**What the task asks:**
Could you please find each line in the records that contains the word "true" and copy it?

**Data extracts:**
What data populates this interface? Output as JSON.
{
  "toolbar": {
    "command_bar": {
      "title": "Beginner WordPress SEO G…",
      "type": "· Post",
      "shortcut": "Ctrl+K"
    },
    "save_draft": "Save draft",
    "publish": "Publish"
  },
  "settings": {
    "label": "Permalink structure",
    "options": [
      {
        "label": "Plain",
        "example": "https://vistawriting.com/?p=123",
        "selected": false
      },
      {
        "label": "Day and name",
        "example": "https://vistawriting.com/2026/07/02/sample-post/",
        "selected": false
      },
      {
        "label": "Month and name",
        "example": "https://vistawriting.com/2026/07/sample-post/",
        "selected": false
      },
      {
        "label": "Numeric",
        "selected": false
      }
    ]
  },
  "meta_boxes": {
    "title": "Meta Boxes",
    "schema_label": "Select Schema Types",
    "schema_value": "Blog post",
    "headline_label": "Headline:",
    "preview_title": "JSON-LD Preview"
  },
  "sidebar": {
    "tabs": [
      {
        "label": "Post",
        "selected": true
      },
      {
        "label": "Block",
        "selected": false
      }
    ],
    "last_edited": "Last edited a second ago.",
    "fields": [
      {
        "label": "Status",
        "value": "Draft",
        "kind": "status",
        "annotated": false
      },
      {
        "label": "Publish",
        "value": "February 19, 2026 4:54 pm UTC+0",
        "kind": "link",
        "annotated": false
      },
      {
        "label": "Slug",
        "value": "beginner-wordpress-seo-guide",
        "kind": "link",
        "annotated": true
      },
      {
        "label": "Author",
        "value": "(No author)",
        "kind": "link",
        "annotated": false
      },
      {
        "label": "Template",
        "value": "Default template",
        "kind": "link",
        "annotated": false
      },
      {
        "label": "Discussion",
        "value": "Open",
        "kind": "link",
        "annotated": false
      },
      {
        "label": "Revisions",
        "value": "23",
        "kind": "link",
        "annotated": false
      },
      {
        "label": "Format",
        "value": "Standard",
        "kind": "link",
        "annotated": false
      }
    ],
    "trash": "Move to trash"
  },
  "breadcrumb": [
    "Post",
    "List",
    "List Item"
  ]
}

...

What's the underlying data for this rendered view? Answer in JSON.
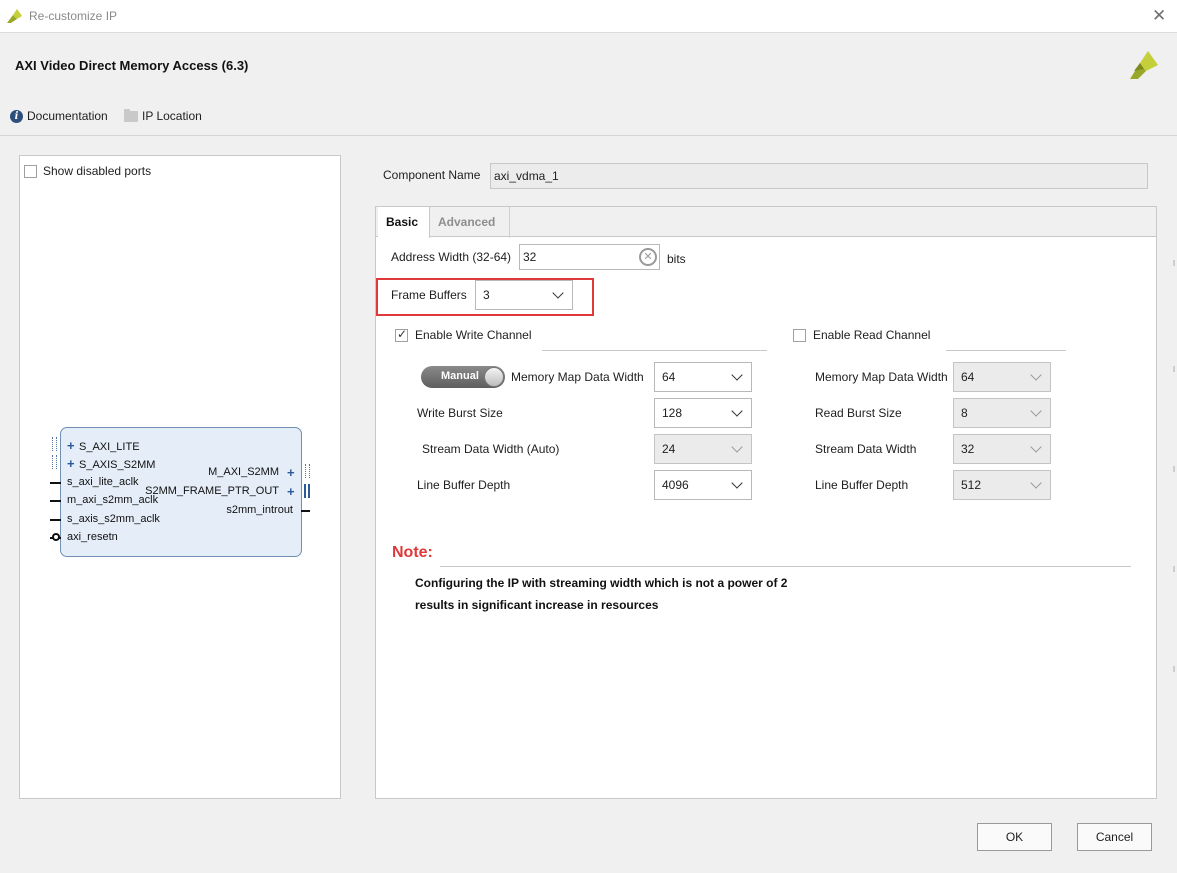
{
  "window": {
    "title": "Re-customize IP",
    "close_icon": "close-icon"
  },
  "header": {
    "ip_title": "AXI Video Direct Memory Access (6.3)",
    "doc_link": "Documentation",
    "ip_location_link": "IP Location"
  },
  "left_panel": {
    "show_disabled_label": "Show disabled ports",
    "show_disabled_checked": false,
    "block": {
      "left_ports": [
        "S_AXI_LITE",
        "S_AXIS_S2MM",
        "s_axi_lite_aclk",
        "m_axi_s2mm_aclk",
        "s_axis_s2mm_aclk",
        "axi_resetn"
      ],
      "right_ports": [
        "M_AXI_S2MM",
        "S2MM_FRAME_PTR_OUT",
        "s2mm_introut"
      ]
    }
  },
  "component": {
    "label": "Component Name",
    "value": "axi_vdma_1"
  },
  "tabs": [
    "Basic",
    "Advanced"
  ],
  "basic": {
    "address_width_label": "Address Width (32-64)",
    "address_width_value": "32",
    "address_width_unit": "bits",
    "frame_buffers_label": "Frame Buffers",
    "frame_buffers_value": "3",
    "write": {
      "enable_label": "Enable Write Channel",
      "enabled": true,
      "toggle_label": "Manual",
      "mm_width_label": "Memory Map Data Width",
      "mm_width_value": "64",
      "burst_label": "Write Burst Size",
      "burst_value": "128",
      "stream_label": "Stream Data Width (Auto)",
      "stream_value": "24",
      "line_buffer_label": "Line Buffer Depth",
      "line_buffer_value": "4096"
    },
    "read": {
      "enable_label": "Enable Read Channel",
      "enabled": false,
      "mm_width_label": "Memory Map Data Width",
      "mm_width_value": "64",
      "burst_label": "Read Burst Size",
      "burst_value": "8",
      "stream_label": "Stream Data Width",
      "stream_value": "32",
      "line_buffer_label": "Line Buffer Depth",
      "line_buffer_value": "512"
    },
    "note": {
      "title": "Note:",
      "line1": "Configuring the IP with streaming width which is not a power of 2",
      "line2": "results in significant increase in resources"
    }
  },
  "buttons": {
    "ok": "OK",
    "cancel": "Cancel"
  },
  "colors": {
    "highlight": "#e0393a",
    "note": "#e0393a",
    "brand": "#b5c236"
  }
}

**Task response:**
        "selected": true
        "annotated": true
      "enabled": true,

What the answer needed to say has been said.